Data entries:

###

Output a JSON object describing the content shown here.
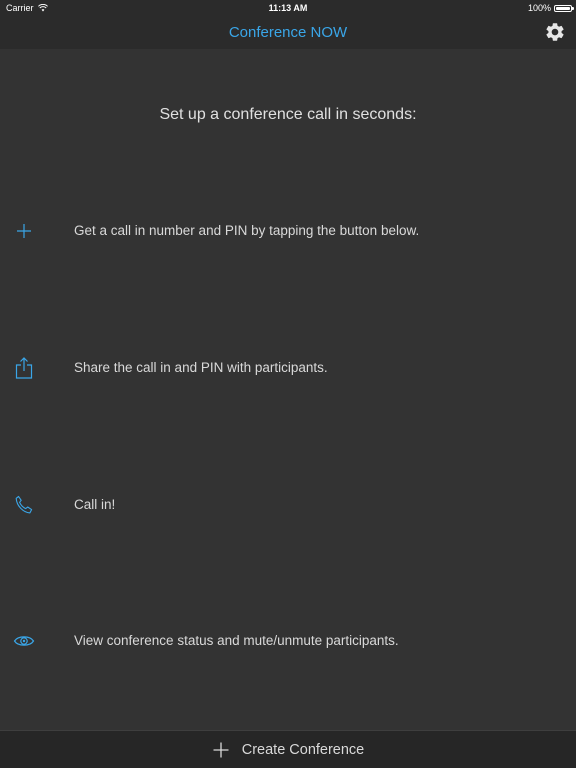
{
  "status_bar": {
    "carrier": "Carrier",
    "time": "11:13 AM",
    "battery": "100%",
    "wifi_icon": "wifi-icon",
    "battery_icon": "battery-icon"
  },
  "nav": {
    "title": "Conference NOW",
    "settings_icon": "gear-icon"
  },
  "main": {
    "headline": "Set up a conference call in seconds:",
    "steps": [
      {
        "icon": "plus-icon",
        "text": "Get a call in number and PIN by tapping the button below."
      },
      {
        "icon": "share-icon",
        "text": "Share the call in and PIN with participants."
      },
      {
        "icon": "phone-icon",
        "text": "Call in!"
      },
      {
        "icon": "eye-icon",
        "text": "View conference status and mute/unmute participants."
      }
    ]
  },
  "bottom_bar": {
    "label": "Create Conference",
    "icon": "plus-icon"
  },
  "colors": {
    "accent": "#3aa6e8",
    "background": "#333333",
    "bar_background": "#2b2b2b"
  }
}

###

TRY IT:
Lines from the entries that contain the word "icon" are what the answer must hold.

EXPECTED OUTPUT:
    "wifi_icon": "wifi-icon",
    "battery_icon": "battery-icon"
    "settings_icon": "gear-icon"
        "icon": "plus-icon",
        "icon": "share-icon",
        "icon": "phone-icon",
        "icon": "eye-icon",
    "icon": "plus-icon"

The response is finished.